It’s no accident that Lucas’ other great skill is the development of his action sequences. They’re built from both the natural inventiveness that fed his world-building and his interest in montage. Even years later, his best set pieces feel as if they could have been made today.

None of which means A New Hope is without flaw. The script, though a blueprint for action cinema now, works frequently as an afterthought. Stage-trained actors like Alec Guinness and Peter Cushing were able to breathe life into anything, and Harrison Ford leaned into his considerable charisma, but anything dealing with emotion was stylized in such a way actors and audiences had a hard time grabbing onto it, particularly Hamill. That is maybe the most important thing that can be said about A New Hope as a Star Wars film, as it would become more and more a part of the saga as time went on.

It’s also, finally, a film pushing against its limits on all sides, particularly its budgetary constraints. Sequences go from state-of-the-art to flimsy at the drop of the hat. It moves so fast it’s easy to miss how quickly it comes together or how impatient Lucas is with some of his moments. The mythology, so quickly sketched out and never lingered on, also allowed gaps for its audience to fill in, eventually creating a near-religion which, like the idolaters on Mount Sinai, threatened to consume its leader and everything around it. Sometimes specification really is necessary or else you end up with idle hands and devils and all that.

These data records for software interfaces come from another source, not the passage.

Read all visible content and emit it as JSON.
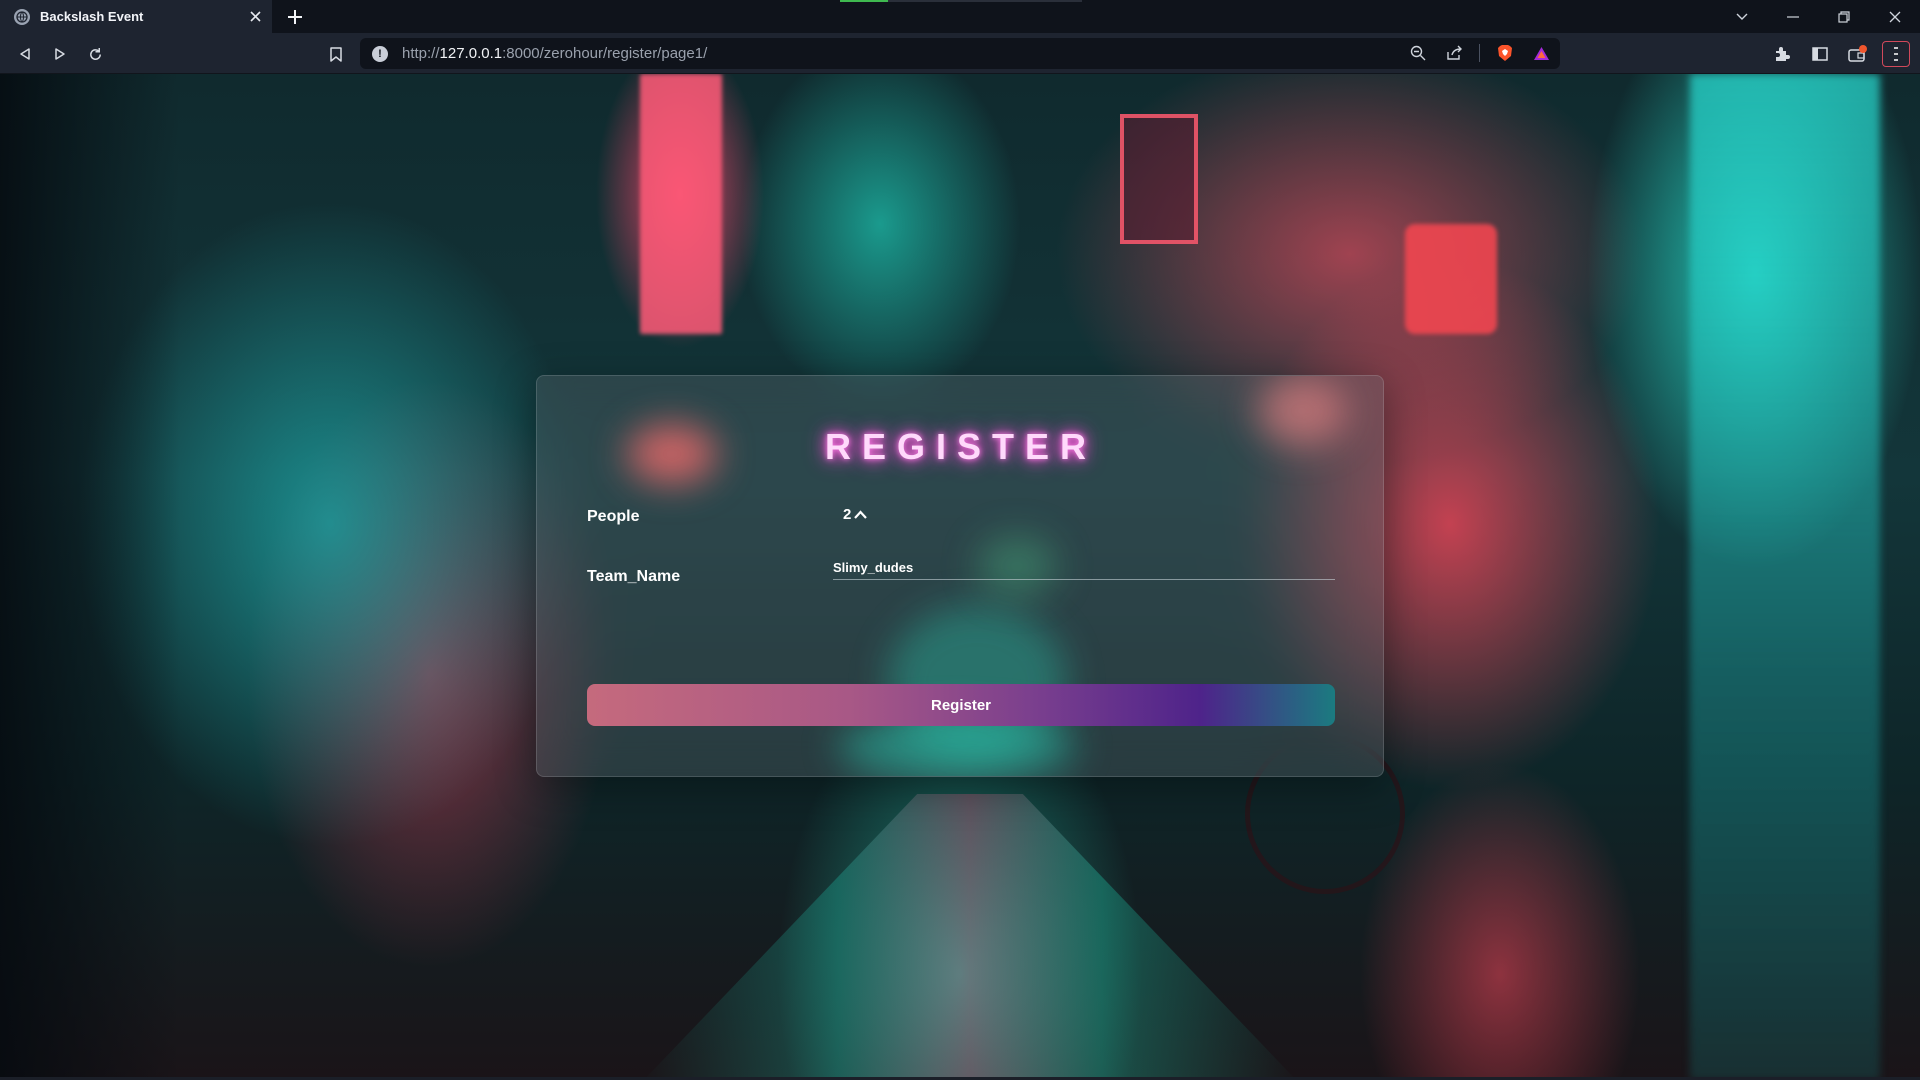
{
  "browser": {
    "tab_title": "Backslash Event",
    "url_prefix": "http://",
    "url_host": "127.0.0.1",
    "url_path": ":8000/zerohour/register/page1/",
    "icons": {
      "back": "back-icon",
      "forward": "forward-icon",
      "reload": "reload-icon",
      "bookmark": "bookmark-icon",
      "zoom": "zoom-icon",
      "share": "share-icon",
      "brave": "brave-shield-icon",
      "rewards": "brave-rewards-icon",
      "extensions": "puzzle-icon",
      "sidebar": "sidebar-icon",
      "wallet": "wallet-icon",
      "menu": "hamburger-menu-icon"
    }
  },
  "form": {
    "title": "REGISTER",
    "people_label": "People",
    "people_value": "2",
    "team_label": "Team_Name",
    "team_value": "Slimy_dudes",
    "submit_label": "Register"
  },
  "colors": {
    "title_glow": "#ff4fd6",
    "button_start": "#c56a7d",
    "button_mid": "#4e238a",
    "button_end": "#1b7b80"
  }
}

But, like Bacon said, ‘There is no beauty that hath not some strangeness in its proportion.’ It is not (and this is as true for all of Star Wars as for its initial episode) in spite of its weaknesses that A New Hope is great, but because of them.

Rating: 10/10 (Buy A New Hope at Amazon)